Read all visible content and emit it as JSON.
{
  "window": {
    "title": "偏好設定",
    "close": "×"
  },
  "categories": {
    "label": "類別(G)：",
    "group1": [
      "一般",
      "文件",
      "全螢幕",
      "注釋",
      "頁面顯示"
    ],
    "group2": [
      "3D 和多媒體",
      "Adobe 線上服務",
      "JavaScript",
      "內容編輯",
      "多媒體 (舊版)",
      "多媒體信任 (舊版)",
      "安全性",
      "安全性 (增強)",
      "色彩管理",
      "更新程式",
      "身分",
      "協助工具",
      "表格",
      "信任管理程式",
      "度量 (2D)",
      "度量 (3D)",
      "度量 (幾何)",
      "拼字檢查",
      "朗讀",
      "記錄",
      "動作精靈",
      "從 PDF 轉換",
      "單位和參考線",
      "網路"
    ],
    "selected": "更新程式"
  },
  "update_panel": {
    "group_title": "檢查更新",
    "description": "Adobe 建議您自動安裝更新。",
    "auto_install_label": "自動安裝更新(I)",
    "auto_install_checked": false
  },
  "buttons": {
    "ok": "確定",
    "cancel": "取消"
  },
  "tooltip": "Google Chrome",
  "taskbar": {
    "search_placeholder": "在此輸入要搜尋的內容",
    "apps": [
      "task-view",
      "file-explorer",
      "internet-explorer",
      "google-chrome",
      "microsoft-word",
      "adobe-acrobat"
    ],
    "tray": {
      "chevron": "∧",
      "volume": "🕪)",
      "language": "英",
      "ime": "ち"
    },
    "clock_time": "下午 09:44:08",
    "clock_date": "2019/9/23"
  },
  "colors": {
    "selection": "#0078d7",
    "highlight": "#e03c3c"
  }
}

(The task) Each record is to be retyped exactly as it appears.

(Task solution)
Read all visible content and emit it as JSON.
{
  "window": {
    "title": "偏好設定",
    "close": "×"
  },
  "categories": {
    "label": "類別(G)：",
    "group1": [
      "一般",
      "文件",
      "全螢幕",
      "注釋",
      "頁面顯示"
    ],
    "group2": [
      "3D 和多媒體",
      "Adobe 線上服務",
      "JavaScript",
      "內容編輯",
      "多媒體 (舊版)",
      "多媒體信任 (舊版)",
      "安全性",
      "安全性 (增強)",
      "色彩管理",
      "更新程式",
      "身分",
      "協助工具",
      "表格",
      "信任管理程式",
      "度量 (2D)",
      "度量 (3D)",
      "度量 (幾何)",
      "拼字檢查",
      "朗讀",
      "記錄",
      "動作精靈",
      "從 PDF 轉換",
      "單位和參考線",
      "網路"
    ],
    "selected": "更新程式"
  },
  "update_panel": {
    "group_title": "檢查更新",
    "description": "Adobe 建議您自動安裝更新。",
    "auto_install_label": "自動安裝更新(I)",
    "auto_install_checked": false
  },
  "buttons": {
    "ok": "確定",
    "cancel": "取消"
  },
  "tooltip": "Google Chrome",
  "taskbar": {
    "search_placeholder": "在此輸入要搜尋的內容",
    "apps": [
      "task-view",
      "file-explorer",
      "internet-explorer",
      "google-chrome",
      "microsoft-word",
      "adobe-acrobat"
    ],
    "tray": {
      "chevron": "∧",
      "volume": "🕪)",
      "language": "英",
      "ime": "ち"
    },
    "clock_time": "下午 09:44:08",
    "clock_date": "2019/9/23"
  },
  "colors": {
    "selection": "#0078d7",
    "highlight": "#e03c3c"
  }
}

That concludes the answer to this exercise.